Acacia focus on downsizing, Chinese partnership not convincing

24Oct 2018
Financial Times
Acacia focus on downsizing, Chinese partnership not convincing

BARRICK Gold Inc., the Canadian firm that owns 64 per cent of Acacia Mining shares, seems to be on a standstill in its handling of the crisis facing its virtual subsidiary,-

and tenaciously clinging to its prerogatives and strategic objectives that had long been known before the 2017 gold sand exports dispute.

Since the differences emerged, and on the basis of grounds that Barrick Gold freely admits but Acacia often makes an effort to deny – like not paying any income tax during its whole period of operations – the parent company has lacked any real strategy. Recent remarks by the Barrick chief executive shows this.

Prof John Thornton, who is familiar with the situation as he has been closely involved in negotiations with the government, first the proper details with Justice and Constitutional Affairs minister Prof Palamagamba Kabudi and then the wider strategic issues with President Dr John Magufuli, shows no movement in intentions.

Before the crisis was even being imagined the company was regularly talking about selling its African wing, African Barrick Gold (which became Acacia Mining) to a non-identified Chinese bank, an idea that fell through.

More than a year since the crisis broke out, that same idea is surfacing in remarks the Barrick chief executive gave at home in Vancouver, Chinese ‘involvement.’

For local observers, what is most glaringly lacking in his remarks was what to do with the gold sand that the government has restrained its being exported, as its proper minerals content was the subject for tricks and deception, facilitated by inspection and audit officials sleeping on the job.

The president said at that time that it isn’t difficult to find a smelter even for a few million shillings, which means there are scaled options of what sort of smelter is bought, but this idea has never progressed.

Nor apparently is it evident that local officials are working on it either, or any ministerial agency is pursuing it for implementation.

For one thing there is a legal hiatus that only Acacia Mining can proceed to put the gold sand to a smelter by an executive decision, by whatever influence the government will have exercised, as legally the sand is its property and the government can only collect taxes on the same.

  The Barrick CEO lets that aspect of issue remain fallow and seeks Chinese capital involvement, thus transferring the political problem to the Chinese to sort out, that the government will blink when it is faced with China rather than Canada as its potential adversary in containing operations of Acacia. Not a trap that the Chinese are likely to fall into.

In that case it follows that the Barrick Gold strategy on the matter is to conduct full scale downsizing, from 700 employees to 400 and bow billed to come down to 300, and diminish its local operations to the extent possible as it abandons some exploration and direct mining, etc.

As the gold sand remains its property while stranded in Tanzania, it hopes that time will sort out the problem  - rapidly of there is Chinese involvement and shifting the negotiating aspect to that sphere of influence on the government, or long drawn out if that doesn’t happen.
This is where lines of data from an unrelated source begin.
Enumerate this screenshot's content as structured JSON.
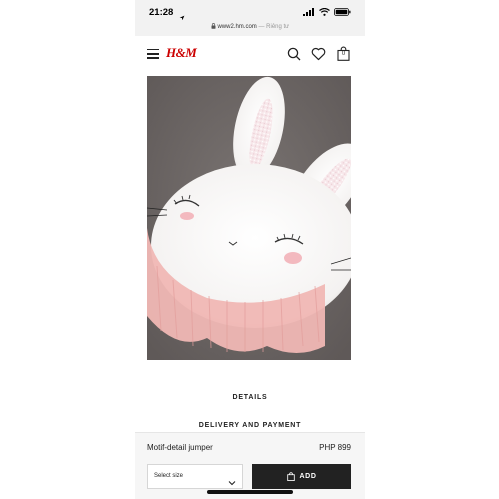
{
  "status_bar": {
    "time": "21:28",
    "location_icon": "location-arrow-icon",
    "signal_icon": "cellular-signal-icon",
    "wifi_icon": "wifi-icon",
    "battery_icon": "battery-icon"
  },
  "url_bar": {
    "host": "www2.hm.com",
    "private_label": "— Riêng tư",
    "lock_icon": "lock-icon"
  },
  "header": {
    "logo": "H&M",
    "menu_icon": "hamburger-menu-icon",
    "search_icon": "search-icon",
    "favorite_icon": "heart-icon",
    "bag_icon": "shopping-bag-icon",
    "bag_count": "0",
    "brand_color": "#cc0000"
  },
  "product": {
    "details_label": "DETAILS",
    "delivery_label": "DELIVERY AND PAYMENT",
    "name": "Motif-detail jumper",
    "price": "PHP 899",
    "size_placeholder": "Select size",
    "add_label": "ADD",
    "add_button_color": "#222222"
  }
}
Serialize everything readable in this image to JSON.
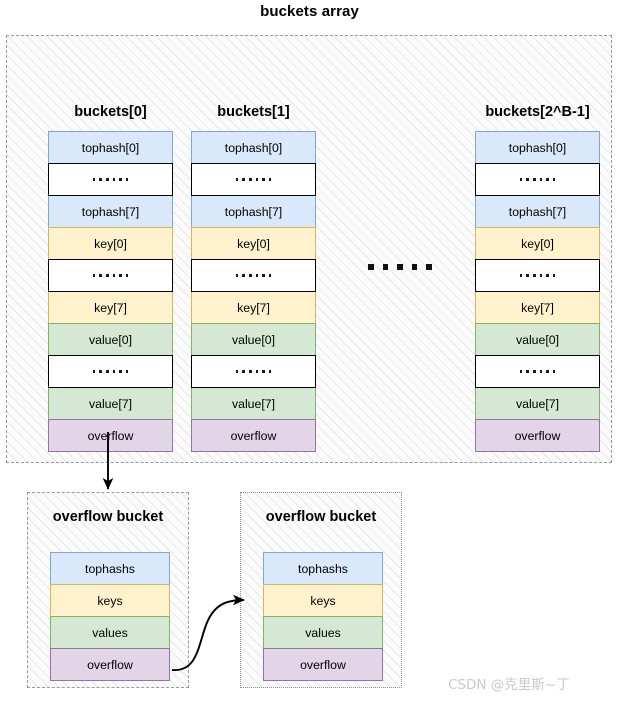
{
  "diagram": {
    "title": "buckets array",
    "watermark": "CSDN @克里斯~丁",
    "ellipsis_glyph": "......"
  },
  "colors": {
    "tophash": "#dae8fc",
    "tophash_border": "#7ea6dc",
    "key": "#fff2cc",
    "key_border": "#d6b656",
    "value": "#d5e8d4",
    "value_border": "#82b366",
    "overflow": "#e1d5e7",
    "overflow_border": "#9673a6",
    "container_border": "#999999",
    "hatch": "#e8e8e8"
  },
  "buckets": [
    {
      "label": "buckets[0]",
      "cells": [
        {
          "text": "tophash[0]",
          "kind": "blue"
        },
        {
          "text": "......",
          "kind": "plain"
        },
        {
          "text": "tophash[7]",
          "kind": "blue"
        },
        {
          "text": "key[0]",
          "kind": "yellow"
        },
        {
          "text": "......",
          "kind": "plain"
        },
        {
          "text": "key[7]",
          "kind": "yellow"
        },
        {
          "text": "value[0]",
          "kind": "green"
        },
        {
          "text": "......",
          "kind": "plain"
        },
        {
          "text": "value[7]",
          "kind": "green"
        },
        {
          "text": "overflow",
          "kind": "purple"
        }
      ]
    },
    {
      "label": "buckets[1]",
      "cells": [
        {
          "text": "tophash[0]",
          "kind": "blue"
        },
        {
          "text": "......",
          "kind": "plain"
        },
        {
          "text": "tophash[7]",
          "kind": "blue"
        },
        {
          "text": "key[0]",
          "kind": "yellow"
        },
        {
          "text": "......",
          "kind": "plain"
        },
        {
          "text": "key[7]",
          "kind": "yellow"
        },
        {
          "text": "value[0]",
          "kind": "green"
        },
        {
          "text": "......",
          "kind": "plain"
        },
        {
          "text": "value[7]",
          "kind": "green"
        },
        {
          "text": "overflow",
          "kind": "purple"
        }
      ]
    },
    {
      "label": "buckets[2^B-1]",
      "cells": [
        {
          "text": "tophash[0]",
          "kind": "blue"
        },
        {
          "text": "......",
          "kind": "plain"
        },
        {
          "text": "tophash[7]",
          "kind": "blue"
        },
        {
          "text": "key[0]",
          "kind": "yellow"
        },
        {
          "text": "......",
          "kind": "plain"
        },
        {
          "text": "key[7]",
          "kind": "yellow"
        },
        {
          "text": "value[0]",
          "kind": "green"
        },
        {
          "text": "......",
          "kind": "plain"
        },
        {
          "text": "value[7]",
          "kind": "green"
        },
        {
          "text": "overflow",
          "kind": "purple"
        }
      ]
    }
  ],
  "overflow_buckets": [
    {
      "title": "overflow bucket",
      "cells": [
        {
          "text": "tophashs",
          "kind": "blue"
        },
        {
          "text": "keys",
          "kind": "yellow"
        },
        {
          "text": "values",
          "kind": "green"
        },
        {
          "text": "overflow",
          "kind": "purple"
        }
      ]
    },
    {
      "title": "overflow bucket",
      "cells": [
        {
          "text": "tophashs",
          "kind": "blue"
        },
        {
          "text": "keys",
          "kind": "yellow"
        },
        {
          "text": "values",
          "kind": "green"
        },
        {
          "text": "overflow",
          "kind": "purple"
        }
      ]
    }
  ],
  "arrows": [
    {
      "name": "bucket0-overflow-to-overflow-bucket-1",
      "style": "straight-down"
    },
    {
      "name": "overflow-bucket-1-to-overflow-bucket-2",
      "style": "s-curve"
    }
  ]
}
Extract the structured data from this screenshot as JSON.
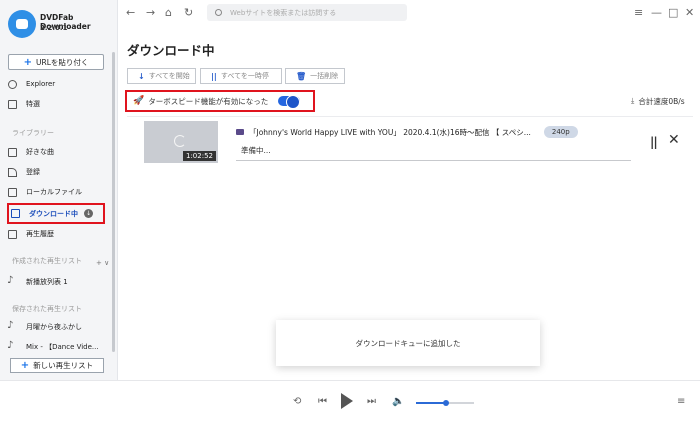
{
  "app": {
    "name": "DVDFab Downloader",
    "version": "2.2.0.1"
  },
  "sidebar": {
    "paste_url_label": "URLを貼り付く",
    "explorer": "Explorer",
    "featured": "特選",
    "library_label": "ライブラリー",
    "library_items": [
      "好きな曲",
      "登録",
      "ローカルファイル",
      "ダウンロード中",
      "再生履歴"
    ],
    "created_playlists_label": "作成された再生リスト",
    "created_playlists": [
      "新播放列表 1"
    ],
    "saved_playlists_label": "保存された再生リスト",
    "saved_playlists": [
      "月曜から夜ふかし",
      "Mix - 【Dance Vide..."
    ],
    "new_playlist_label": "新しい再生リスト"
  },
  "topbar": {
    "search_placeholder": "Webサイトを検索または訪問する"
  },
  "main": {
    "title": "ダウンロード中",
    "actions": [
      "すべてを開始",
      "すべてを一時停",
      "一括削除"
    ],
    "turbo_label": "ターボスピード機能が有効になった",
    "turbo_on": true,
    "speed_label": "合計速度0B/s"
  },
  "download": {
    "title": "「Johnny's World Happy LIVE with YOU」 2020.4.1(水)16時～配信 【 スペシ...",
    "quality": "240p",
    "duration": "1:02:52",
    "status": "準備中..."
  },
  "toast": {
    "message": "ダウンロードキューに追加した"
  },
  "player": {
    "volume": 0.5
  },
  "colors": {
    "accent": "#2466e0",
    "highlight_border": "#e0141e"
  }
}
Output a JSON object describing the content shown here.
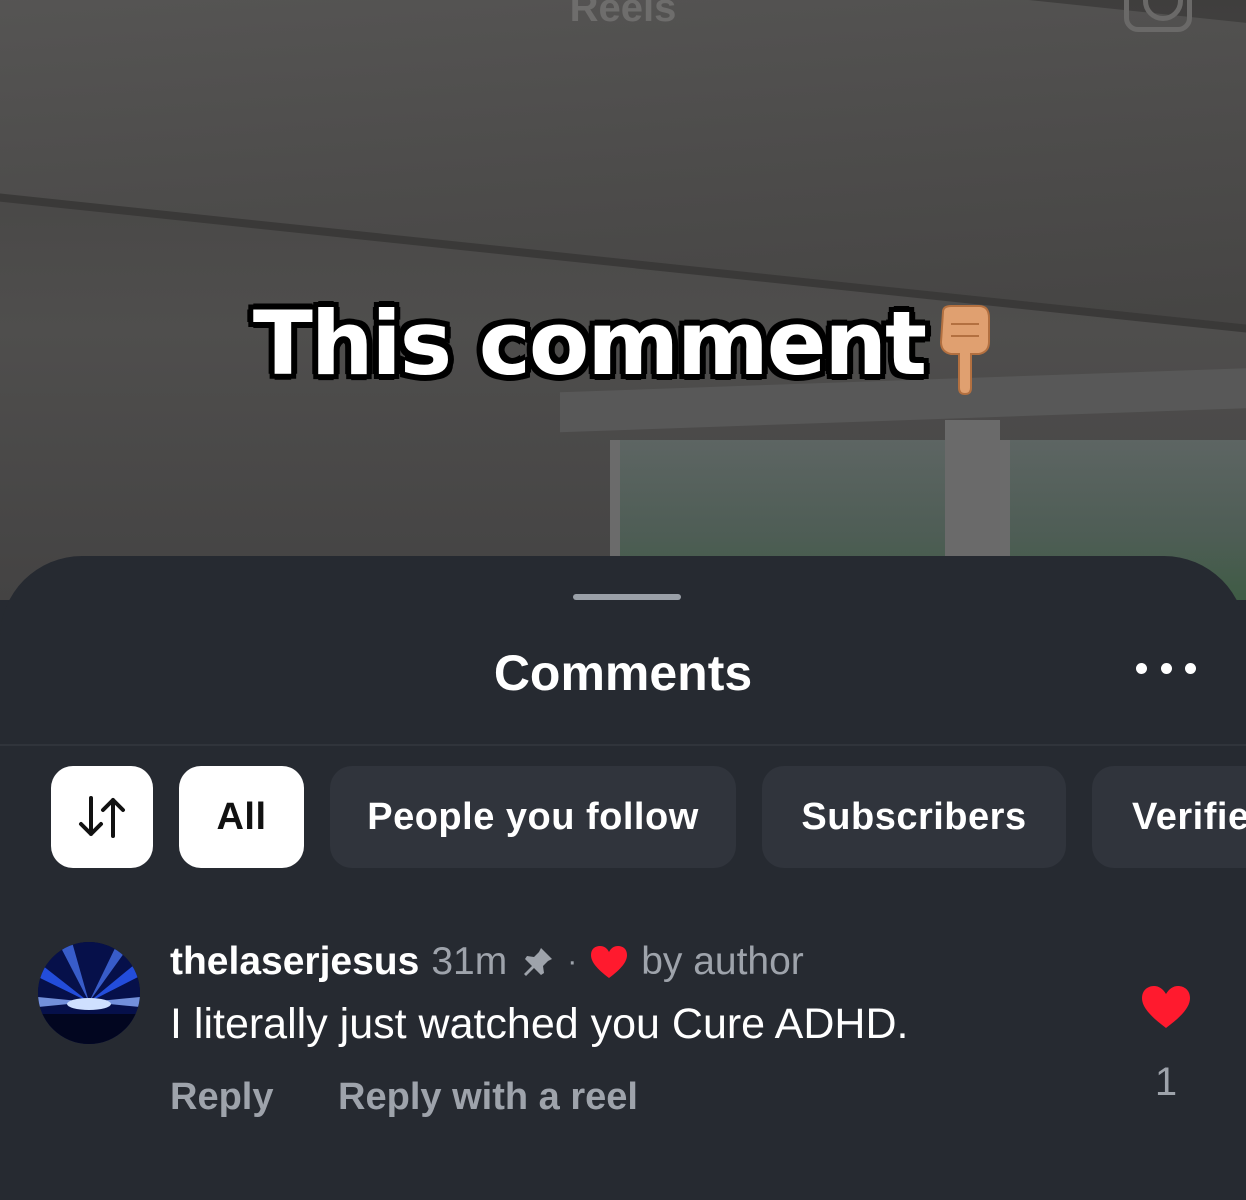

It means Barrick Gold doesn’t intend to actually smelter, but take.

It is still too early to speculate on what the government can do about the matter, or indeed what the Canadian company could succeed in doing outside a hypothetical Chinese take-over of its investment gone awry in ways it clearly grasps, like not paying income tax since 1997.

While we aren’t receptive to international arbitration as was the case before, the government may have to look for good offices of precisely those same agencies to sort out this crisis, as Barrick Gold will not move a finger as it appears, and the much needed resource, smelted gold sand lies idle, and operations are dwindling, as divestment.

It is this type of situation among other features that first phase president Julius Nyerere told a convocation at Ibadan University in Nigeria in a trip there in November 1976,  titled ‘The Process of Liberation’ that a newly independent government inherits the power to make treaties, laws, decide the situation of foreign companies in the country.

What it cannot do is to get things going but it can stop what is going on if it so wishes, in which case there is a legal limbo that Barrick Gold seems to be cultivating on the gold sand stand -off.

Evidently international arbitration would be heavily inclined in the company’s favour, so there is need for a middle road like swapping gold sand for back taxes, etc., or such other trade off as the case may be.

The company has also raised the spectre of a law suit, but what can it say there when it admits it has paid no income tax for 20 years? Did it know that minerals content officials were doing their bidding?